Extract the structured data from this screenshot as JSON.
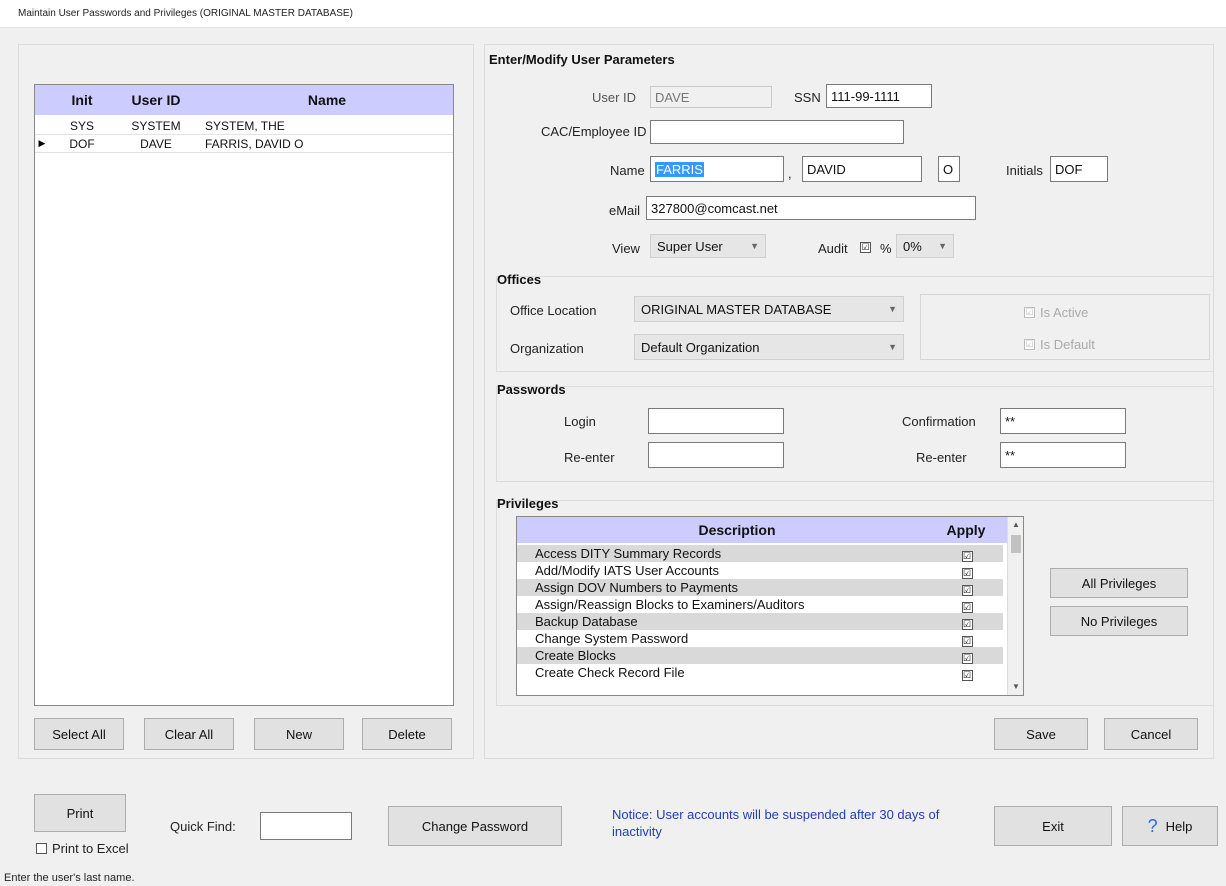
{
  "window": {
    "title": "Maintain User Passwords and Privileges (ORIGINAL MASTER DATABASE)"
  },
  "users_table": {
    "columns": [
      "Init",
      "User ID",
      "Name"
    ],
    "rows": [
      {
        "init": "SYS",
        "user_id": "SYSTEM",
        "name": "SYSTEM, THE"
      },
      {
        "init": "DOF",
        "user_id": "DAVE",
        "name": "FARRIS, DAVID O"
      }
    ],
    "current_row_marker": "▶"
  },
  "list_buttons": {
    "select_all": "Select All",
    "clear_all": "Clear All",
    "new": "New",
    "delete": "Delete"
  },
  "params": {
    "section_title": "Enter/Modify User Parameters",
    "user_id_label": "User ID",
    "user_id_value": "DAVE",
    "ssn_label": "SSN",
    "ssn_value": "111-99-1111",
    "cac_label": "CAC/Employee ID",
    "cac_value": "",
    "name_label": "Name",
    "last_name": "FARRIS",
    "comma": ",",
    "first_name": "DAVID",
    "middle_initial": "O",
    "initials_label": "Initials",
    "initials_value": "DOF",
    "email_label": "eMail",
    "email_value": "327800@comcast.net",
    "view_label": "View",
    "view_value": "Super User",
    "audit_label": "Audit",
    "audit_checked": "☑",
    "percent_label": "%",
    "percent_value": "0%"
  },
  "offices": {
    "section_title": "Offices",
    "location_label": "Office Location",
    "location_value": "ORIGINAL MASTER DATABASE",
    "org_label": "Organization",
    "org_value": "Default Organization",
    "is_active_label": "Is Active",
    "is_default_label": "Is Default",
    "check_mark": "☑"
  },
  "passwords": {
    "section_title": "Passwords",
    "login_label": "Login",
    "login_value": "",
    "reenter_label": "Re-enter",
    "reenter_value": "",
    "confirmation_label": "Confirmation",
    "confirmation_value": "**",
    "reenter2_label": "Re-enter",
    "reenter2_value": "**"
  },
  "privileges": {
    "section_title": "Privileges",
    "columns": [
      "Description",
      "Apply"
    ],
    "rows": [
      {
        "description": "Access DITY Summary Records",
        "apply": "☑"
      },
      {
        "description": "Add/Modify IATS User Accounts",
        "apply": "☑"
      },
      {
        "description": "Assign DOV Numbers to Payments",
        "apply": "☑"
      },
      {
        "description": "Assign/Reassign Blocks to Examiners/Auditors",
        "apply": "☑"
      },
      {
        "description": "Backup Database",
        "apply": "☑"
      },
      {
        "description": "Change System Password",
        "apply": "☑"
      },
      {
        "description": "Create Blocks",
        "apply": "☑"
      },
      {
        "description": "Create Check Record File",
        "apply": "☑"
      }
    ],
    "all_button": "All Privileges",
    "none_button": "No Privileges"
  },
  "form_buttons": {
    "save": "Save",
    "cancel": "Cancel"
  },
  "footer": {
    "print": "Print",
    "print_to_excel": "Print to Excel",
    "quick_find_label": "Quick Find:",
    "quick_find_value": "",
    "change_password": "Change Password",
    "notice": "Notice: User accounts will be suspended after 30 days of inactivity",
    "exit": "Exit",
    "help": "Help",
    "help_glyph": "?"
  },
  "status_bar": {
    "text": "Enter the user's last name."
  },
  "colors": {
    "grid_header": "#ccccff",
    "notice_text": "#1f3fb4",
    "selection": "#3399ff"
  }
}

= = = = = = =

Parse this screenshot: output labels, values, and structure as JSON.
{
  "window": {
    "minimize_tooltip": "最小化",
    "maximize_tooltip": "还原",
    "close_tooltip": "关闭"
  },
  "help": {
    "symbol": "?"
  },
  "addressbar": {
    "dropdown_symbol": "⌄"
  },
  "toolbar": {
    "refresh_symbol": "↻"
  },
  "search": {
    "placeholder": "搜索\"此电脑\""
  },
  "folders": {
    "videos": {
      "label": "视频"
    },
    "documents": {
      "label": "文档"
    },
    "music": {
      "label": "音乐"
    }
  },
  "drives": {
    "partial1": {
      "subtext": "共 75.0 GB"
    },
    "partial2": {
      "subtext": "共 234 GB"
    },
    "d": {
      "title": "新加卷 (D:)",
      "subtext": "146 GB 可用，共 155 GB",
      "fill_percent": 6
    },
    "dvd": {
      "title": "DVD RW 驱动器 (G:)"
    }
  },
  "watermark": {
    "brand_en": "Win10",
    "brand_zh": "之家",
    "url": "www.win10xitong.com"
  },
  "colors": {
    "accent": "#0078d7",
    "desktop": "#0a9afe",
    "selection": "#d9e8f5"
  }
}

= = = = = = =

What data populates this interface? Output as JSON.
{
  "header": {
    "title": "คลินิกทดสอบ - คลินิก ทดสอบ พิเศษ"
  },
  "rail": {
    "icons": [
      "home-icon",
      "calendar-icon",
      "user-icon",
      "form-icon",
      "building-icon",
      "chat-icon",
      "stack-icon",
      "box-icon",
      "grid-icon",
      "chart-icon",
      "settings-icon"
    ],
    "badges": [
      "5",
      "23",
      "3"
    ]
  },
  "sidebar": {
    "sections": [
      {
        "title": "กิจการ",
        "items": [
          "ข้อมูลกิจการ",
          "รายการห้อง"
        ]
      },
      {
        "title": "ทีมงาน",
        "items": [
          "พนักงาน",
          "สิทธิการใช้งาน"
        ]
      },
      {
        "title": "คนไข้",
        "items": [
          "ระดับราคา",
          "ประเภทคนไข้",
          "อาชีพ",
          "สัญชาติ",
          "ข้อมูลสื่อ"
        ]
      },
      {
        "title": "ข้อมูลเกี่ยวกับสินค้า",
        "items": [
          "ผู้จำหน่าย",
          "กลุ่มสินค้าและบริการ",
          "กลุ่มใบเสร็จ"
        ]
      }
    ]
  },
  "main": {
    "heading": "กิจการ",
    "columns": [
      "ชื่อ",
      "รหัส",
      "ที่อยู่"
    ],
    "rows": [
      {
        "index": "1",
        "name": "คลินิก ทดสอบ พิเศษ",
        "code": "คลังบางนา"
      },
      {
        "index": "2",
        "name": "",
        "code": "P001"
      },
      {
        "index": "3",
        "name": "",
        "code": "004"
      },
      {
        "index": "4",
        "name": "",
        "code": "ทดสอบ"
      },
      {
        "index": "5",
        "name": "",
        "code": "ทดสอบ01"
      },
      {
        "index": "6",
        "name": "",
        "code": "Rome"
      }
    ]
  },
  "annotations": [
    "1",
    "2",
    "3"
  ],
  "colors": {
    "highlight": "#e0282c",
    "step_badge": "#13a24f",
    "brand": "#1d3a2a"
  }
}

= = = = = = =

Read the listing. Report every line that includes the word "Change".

        "description": "Change System Password",
    "change_password": "Change Password",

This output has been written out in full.